Who made the first anemometer?

Anemometers, or wind speed meters, have been around for hundreds of years. Italian inventor Leon Battista Alberti is said to have invented the first anemometer in 1450. Read more about the history of the anemometer at Wikipedia.

Who uses anemometers and why?

Plenty of people use anemometers for both professional and hobby uses.
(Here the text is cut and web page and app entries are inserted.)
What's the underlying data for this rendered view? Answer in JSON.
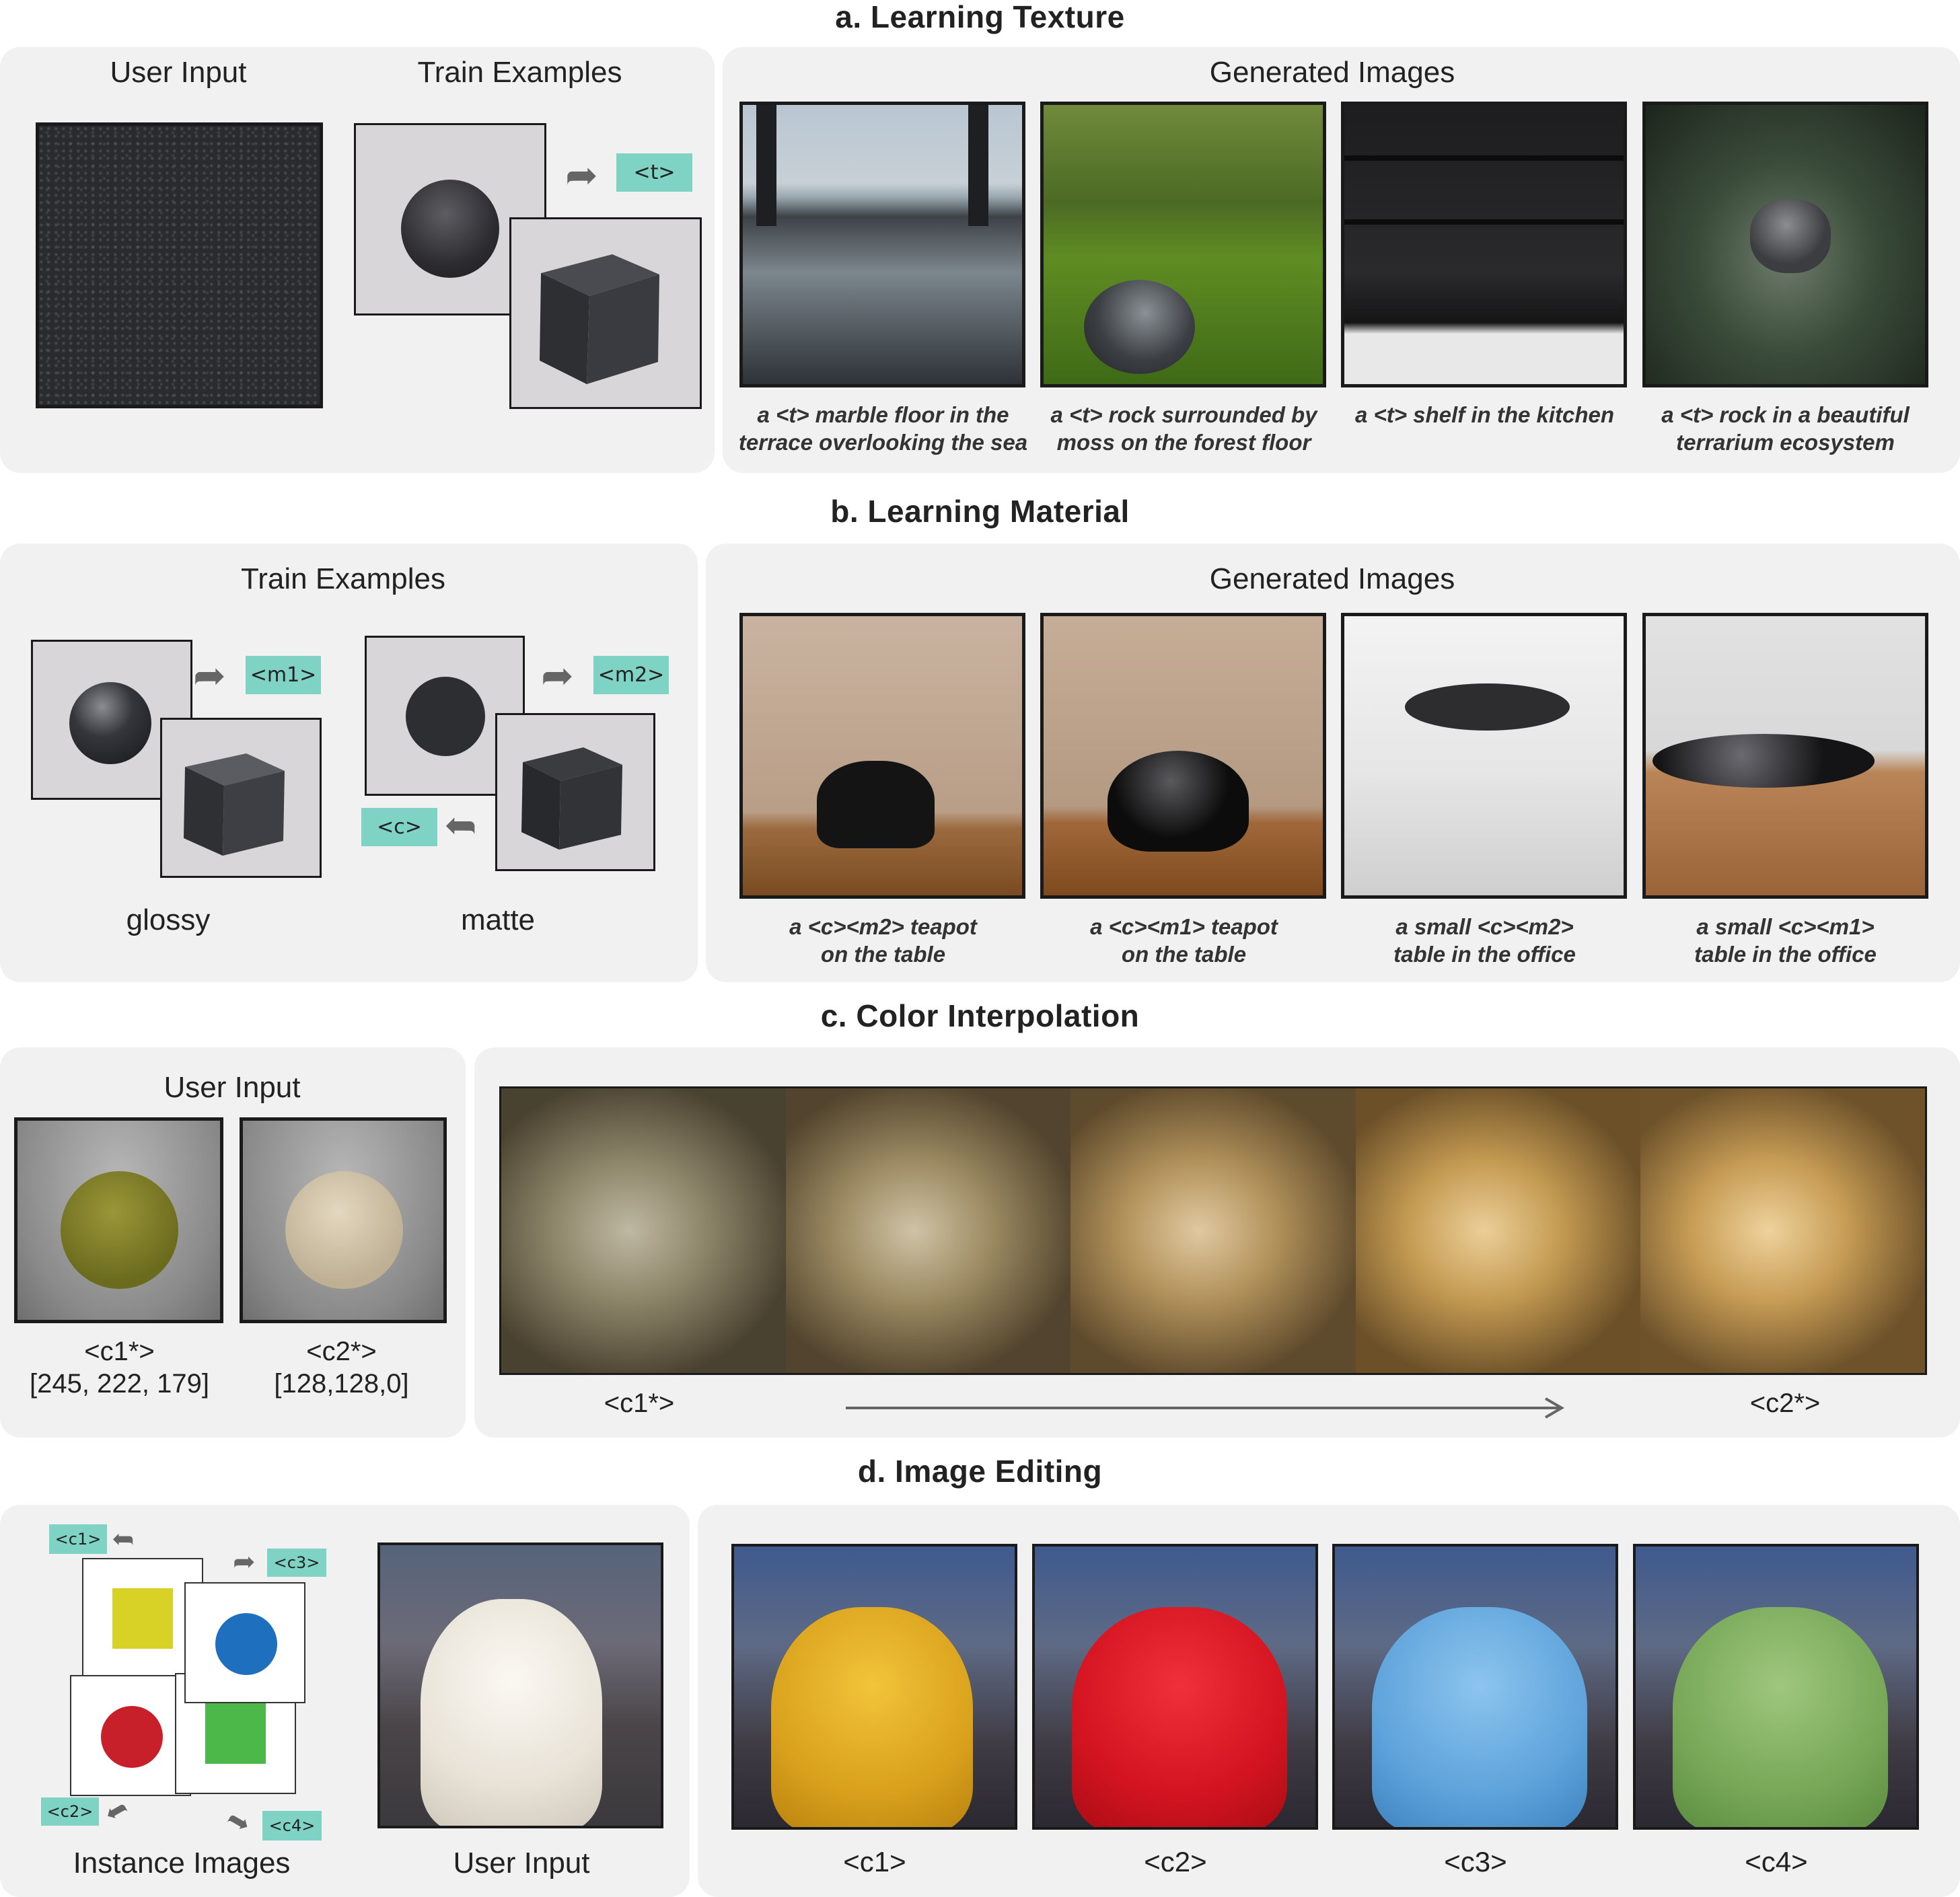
{
  "section_a": {
    "title": "a.   Learning Texture",
    "user_input": "User Input",
    "train_examples": "Train Examples",
    "generated_images": "Generated Images",
    "token": "<t>",
    "captions": [
      [
        "a <t> marble floor in the",
        "terrace overlooking the sea"
      ],
      [
        "a <t> rock surrounded by",
        "moss on the forest floor"
      ],
      [
        "a <t> shelf in the kitchen",
        ""
      ],
      [
        "a <t> rock in a beautiful",
        "terrarium ecosystem"
      ]
    ]
  },
  "section_b": {
    "title": "b.   Learning Material",
    "train_examples": "Train Examples",
    "generated_images": "Generated Images",
    "tag_m1": "<m1>",
    "tag_m2": "<m2>",
    "tag_c": "<c>",
    "glossy": "glossy",
    "matte": "matte",
    "captions": [
      [
        "a <c><m2> teapot",
        "on the table"
      ],
      [
        "a <c><m1> teapot",
        "on the table"
      ],
      [
        "a small <c><m2>",
        "table in the office"
      ],
      [
        "a small <c><m1>",
        "table in the office"
      ]
    ]
  },
  "section_c": {
    "title": "c.   Color Interpolation",
    "user_input": "User Input",
    "c1_token": "<c1*>",
    "c1_value": "[245, 222, 179]",
    "c2_token": "<c2*>",
    "c2_value": "[128,128,0]",
    "start_label": "<c1*>",
    "end_label": "<c2*>"
  },
  "section_d": {
    "title": "d.   Image Editing",
    "instance_images": "Instance Images",
    "user_input": "User Input",
    "tags": [
      "<c1>",
      "<c2>",
      "<c3>",
      "<c4>"
    ],
    "result_labels": [
      "<c1>",
      "<c2>",
      "<c3>",
      "<c4>"
    ]
  },
  "colors": {
    "panel": "#f1f1f2",
    "tag": "#7fd3c5",
    "yellow": "#d8d226",
    "blue": "#1f6fbf",
    "red": "#c8202a",
    "green": "#4db84a"
  }
}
Here are some examples of why a person might need an anemometer.

Common uses of an anemometer include:

  • Someone with a sailboat who wants to measure wind speed before they go sailing or windspeed and direction during sailing
  • A windsurfer who wants to monitor wind conditions
  • Weather enthusiasts and hobbyists
  • HVAC installation and repair personnel wanting a scientific way to measure airflow in an air conditioning, heating or ventilation unit or home inspectors and facility managers
  • People who live in rural areas that don’t have reliable or accurate weather data that want to set up their own personal weather station
  • People who fly drones or RC planes that want to check weather conditions to see if it’s safe to fly
  • Scientists who measure environmental conditions
  • Hunters, sports shooters/target shooters and archers (as well as those in the military) wanting a quick way to check ground conditions or wind direction and speed (See our related article: The best wind meters for long range shooting)
  • Kite flyers or paragliders who want to check conditions before launching
  • Safari guides who want to keep an eye on wind conditions and staying downwind of various exotic animals


Anemometers on Wikipedia

Related: More frequently asked questions about anemometers